* 8 years ago in 2007, Scott Ballard, the prosecutor overseeing the investigation into the Benoit murder-suicide, held a press conference to announce the findings of the toxicology reports done on Chris, Nancy, and Daniel Benoit. While only one of the findings had any real bearing on the murders themselves, it was all big news for various reasons.

Daniel Benoit tested positive for alprazolam (Xanax), which is highly unusual for a child.The general consensus is that Chris sedated him so he "wouldn't suffer."

Nancy Benoit tested positive for hydrocodone (the main ingredient in Vicodin), hydromorphone (Dilaudid, but hydrocodone can also break down into hydromorphone in the body), and alprazolam, which the coroner said were all at therapeutic levels. Her blood alcohol content was 0.184%, more than twice the legal limit that's the threshold for drunk driving, but it's hard to judge how much of that was due to drinking because of how the decomposition process affects blood alcohol content.

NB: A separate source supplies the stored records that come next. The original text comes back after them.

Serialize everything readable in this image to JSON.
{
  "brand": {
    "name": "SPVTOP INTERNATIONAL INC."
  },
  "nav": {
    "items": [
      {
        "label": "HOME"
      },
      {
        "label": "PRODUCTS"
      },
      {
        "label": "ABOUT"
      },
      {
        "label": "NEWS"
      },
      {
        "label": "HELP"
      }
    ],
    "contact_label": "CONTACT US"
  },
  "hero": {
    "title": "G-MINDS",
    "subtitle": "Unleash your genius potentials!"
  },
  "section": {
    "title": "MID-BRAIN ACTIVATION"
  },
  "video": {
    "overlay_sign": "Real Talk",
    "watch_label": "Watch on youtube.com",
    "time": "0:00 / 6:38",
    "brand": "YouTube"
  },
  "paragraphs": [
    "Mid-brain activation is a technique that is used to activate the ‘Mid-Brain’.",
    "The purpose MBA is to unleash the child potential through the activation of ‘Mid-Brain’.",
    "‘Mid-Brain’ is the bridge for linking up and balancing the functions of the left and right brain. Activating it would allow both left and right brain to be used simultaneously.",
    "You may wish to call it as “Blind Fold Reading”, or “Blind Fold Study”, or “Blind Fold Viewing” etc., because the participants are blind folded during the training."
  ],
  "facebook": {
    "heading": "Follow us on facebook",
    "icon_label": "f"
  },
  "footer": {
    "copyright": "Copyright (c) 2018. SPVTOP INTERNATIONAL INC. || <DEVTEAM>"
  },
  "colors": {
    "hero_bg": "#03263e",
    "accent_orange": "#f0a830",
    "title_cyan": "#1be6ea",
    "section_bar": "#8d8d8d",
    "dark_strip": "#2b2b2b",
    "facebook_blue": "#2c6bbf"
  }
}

Chris tested positive for hydrocodone and alprazolam at therapeutic levels. The only steroid he tested positive for was synthetic testosterone. It's hard to tell exactly how much he was taking based just on these results, but his testosterone to epitestosterone ratio (or T:E ratio) was 59:1. Since E is a natural byproduct of T at approximately a 1:1 ratio (with some outliers), a high rating means you took artificial T since there's no extra E to balance it out. For reference, in MMA, few failed drug tests have come close to 59:1, though a couple have and one even beat it by hitting 83.9:1. Generally, 4:1 or 6:1 fails a drug test.


That night, Dr. David Black (WWE drug testing administrator) and Jerry McDevitt (WWE outside counsel) appeared on various cable news shows, claiming that Benoit tested "negative for anabolic steroids." Testosterone is basically the base for all anabolic steroids, though to be fair, Black has, at times, made the distinction that it is technically an androgen. Still, it was, at best, confusing. They also left Nancy Grace's show before the panel (Dave Meltzer, Bryan Alvarez, Konnan, and Marc Mero) came on the show, with substitute host Pat Lalama even making a point of saying I know you don`t want to stay with the panel" on the air.

Meltzer made a point of rebutting the claim when the panel came back on, saying: "First of all, there`s been a lot of people saying a lot of things that are trying to mislead the public here. The first thing I want to tell you is this. I want to tell you this, trying to say that testosterone is not a steroid, as Manny Arora said, testosterone is the most popular steroid for building muscle mass."